August 15, 2016

Lesson Wrap-Up: Paradigm Shift

One of the tenets about my new position is letting go of the tension I normally harbor in my legs and letting myself sit on the horse and follow his position with my hips.  This has led to feels I've never felt before, and a really cool lesson Thursday night.

A very cool and tiring lesson.  He let the crossties hold his head up during his bath afterward.

We started out doing a mixture of shallow loops with distinct bend changes, mixed in with 12m circles to establish more bend when necessary.  The loops were varying sizes and distances, and the point was to get him even in both shoulders.

He started out doing it fine on the right and not so fine on the left, of course, you guys know that by now.  But this time, she told me to think about bringing his left shoulder over with the left rein, almost like a plow rein, when he wasn't on it/was more on the right.
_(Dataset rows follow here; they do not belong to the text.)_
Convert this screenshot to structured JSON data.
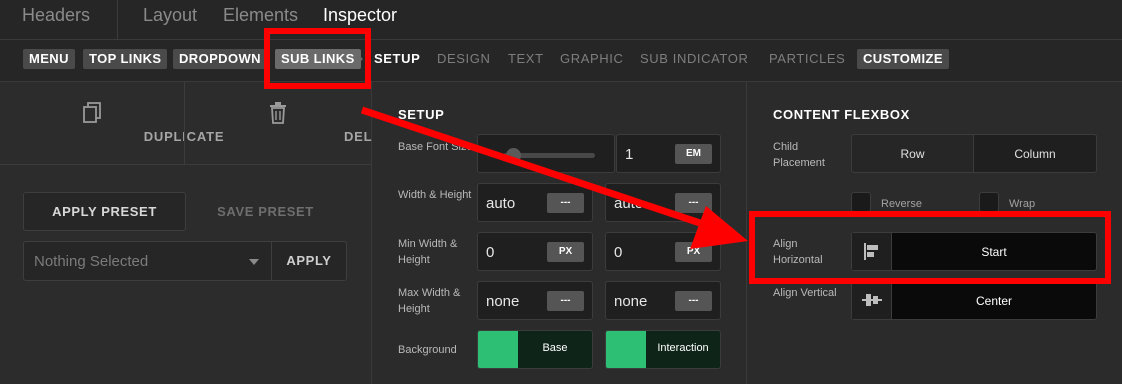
{
  "top_tabs": [
    {
      "label": "Headers",
      "active": false
    },
    {
      "label": "Layout",
      "active": false
    },
    {
      "label": "Elements",
      "active": false
    },
    {
      "label": "Inspector",
      "active": true
    }
  ],
  "sub_nav": {
    "chips": [
      "MENU",
      "TOP LINKS",
      "DROPDOWN",
      "SUB LINKS"
    ],
    "selected_chip": "SUB LINKS",
    "tabs": [
      "SETUP",
      "DESIGN",
      "TEXT",
      "GRAPHIC",
      "SUB INDICATOR",
      "PARTICLES"
    ],
    "active_tab": "SETUP",
    "customize": "CUSTOMIZE"
  },
  "left": {
    "duplicate": "DUPLICATE",
    "delete": "DELETE",
    "apply_preset": "APPLY PRESET",
    "save_preset": "SAVE PRESET",
    "preset_select": "Nothing Selected",
    "apply": "APPLY"
  },
  "setup": {
    "title": "SETUP",
    "base_font_size": {
      "label": "Base Font Size",
      "value": "1",
      "unit": "EM"
    },
    "width_height": {
      "label": "Width & Height",
      "width": "auto",
      "height": "auto",
      "unit": "---"
    },
    "min_width_height": {
      "label": "Min Width & Height",
      "width": "0",
      "height": "0",
      "unit": "PX"
    },
    "max_width_height": {
      "label": "Max Width & Height",
      "width": "none",
      "height": "none",
      "unit": "---"
    },
    "background": {
      "label": "Background",
      "base": "Base",
      "interaction": "Interaction",
      "color": "#2dbf73"
    }
  },
  "flexbox": {
    "title": "CONTENT FLEXBOX",
    "child_placement": {
      "label": "Child Placement",
      "options": [
        "Row",
        "Column"
      ],
      "selected": "Row"
    },
    "reverse": "Reverse",
    "wrap": "Wrap",
    "align_horizontal": {
      "label": "Align Horizontal",
      "value": "Start"
    },
    "align_vertical": {
      "label": "Align Vertical",
      "value": "Center"
    }
  },
  "colors": {
    "annotation": "#ff0000",
    "accent_green": "#2dbf73"
  }
}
I tried that out and somehow magically got the timing right almost from the beginning.  It felt like I was massaging the left rein to the inside of the circle while the left foreleg was in the air.

Proof that we don't have problems with ALL tents, just certain tents.
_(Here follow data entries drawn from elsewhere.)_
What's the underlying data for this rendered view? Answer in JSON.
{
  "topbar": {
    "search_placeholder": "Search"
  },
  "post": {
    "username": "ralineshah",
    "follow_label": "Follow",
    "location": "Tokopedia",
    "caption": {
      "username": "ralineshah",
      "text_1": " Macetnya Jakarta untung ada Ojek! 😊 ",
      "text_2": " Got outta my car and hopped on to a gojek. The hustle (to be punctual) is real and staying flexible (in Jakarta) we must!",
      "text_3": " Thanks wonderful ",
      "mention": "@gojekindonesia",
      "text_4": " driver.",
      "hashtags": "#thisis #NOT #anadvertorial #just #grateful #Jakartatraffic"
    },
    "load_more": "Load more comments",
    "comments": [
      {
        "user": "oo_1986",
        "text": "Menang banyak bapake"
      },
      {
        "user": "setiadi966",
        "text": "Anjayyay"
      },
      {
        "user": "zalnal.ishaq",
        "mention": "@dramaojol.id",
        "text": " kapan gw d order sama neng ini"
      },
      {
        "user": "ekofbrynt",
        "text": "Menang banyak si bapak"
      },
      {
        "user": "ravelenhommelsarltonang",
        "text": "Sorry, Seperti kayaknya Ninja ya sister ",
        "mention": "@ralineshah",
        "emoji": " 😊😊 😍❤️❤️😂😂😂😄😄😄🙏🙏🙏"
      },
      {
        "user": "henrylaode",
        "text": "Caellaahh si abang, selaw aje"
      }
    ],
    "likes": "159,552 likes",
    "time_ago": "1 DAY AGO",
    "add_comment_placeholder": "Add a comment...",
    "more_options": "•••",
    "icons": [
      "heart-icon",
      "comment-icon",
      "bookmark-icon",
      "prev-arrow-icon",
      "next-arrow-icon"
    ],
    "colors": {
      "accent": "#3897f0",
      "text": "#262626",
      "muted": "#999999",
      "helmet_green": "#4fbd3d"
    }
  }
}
Within a minute or two, he stood up underneath me and stopped piling all his weight on the right shoulder.  Lightbulb #1:  I've been trying to solve the left bend/right shoulder problem by blocking Connor from putting all his weight on the right shoulder, when what I really needed to be doing is the opposite: say "Come over here onto the left shoulder" instead of "Don't go onto the right shoulder".
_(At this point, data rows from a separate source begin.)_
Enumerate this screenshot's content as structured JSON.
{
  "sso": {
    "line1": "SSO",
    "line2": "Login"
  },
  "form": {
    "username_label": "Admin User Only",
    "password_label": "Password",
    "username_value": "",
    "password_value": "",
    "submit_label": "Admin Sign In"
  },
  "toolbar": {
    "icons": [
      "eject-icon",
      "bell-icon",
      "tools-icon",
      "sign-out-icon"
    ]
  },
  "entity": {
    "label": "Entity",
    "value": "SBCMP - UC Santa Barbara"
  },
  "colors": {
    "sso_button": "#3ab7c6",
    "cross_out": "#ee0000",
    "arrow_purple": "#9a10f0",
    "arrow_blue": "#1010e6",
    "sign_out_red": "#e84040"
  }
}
Even cooler, he quickly became straight and even without any of the tension I normally get when I make him straighten up.  His mouth was soft and playful.

We started to work on fixing this problem in that lesson too, although the big breakthroughs happened and the trot and walk.

We were playing with the same thing at the trot a little while later, on a 12m circle, when my trainer said, "You're so much in the right rein, he can't bring his right shoulder around."  I released the right rein and IMMEDIATELY I saw and felt his weight and withers go right, and the left shoulder came through more.  And then I repeated it a couple times because inquiring minds want to know if that was a fluke, or a real thing.

Lightbulb #2: His inability to give me left bend is at least partially caused by me preventing his right side from coming around the left side with too much right/outside rein.

Let go of the right rein, self!
Once he was straight, we played with those concepts at the canter, and really tried to affect the canter from within the canter, which is not something I've done a lot of up to this point.  It's time, though.


  1. So much good progress! I feel so much of my current lessons echoed here!

  2. sounds like a great lesson. I think I need to think about some of these things myself. :)

  3. I love reading your posts because they really make me think about what I'm doing and why. So helpful to hear about some of these important things from a different perspective than my trainer!

  4. I have exactly the other problem... I loooves the left rein so much, I never want to let it go!

  5. Love your lightbulb moments. :-) One step at a time.

  6. Love your detailed recaps, always so much for me to think on in my riding too. Glad you had a great ride!

  7. Sounds like another great lesson. He looks so beat in the after shot.

  8. Hi Jen, I realise this is completely irrelevant to this post but I saw these and immediately thought of you!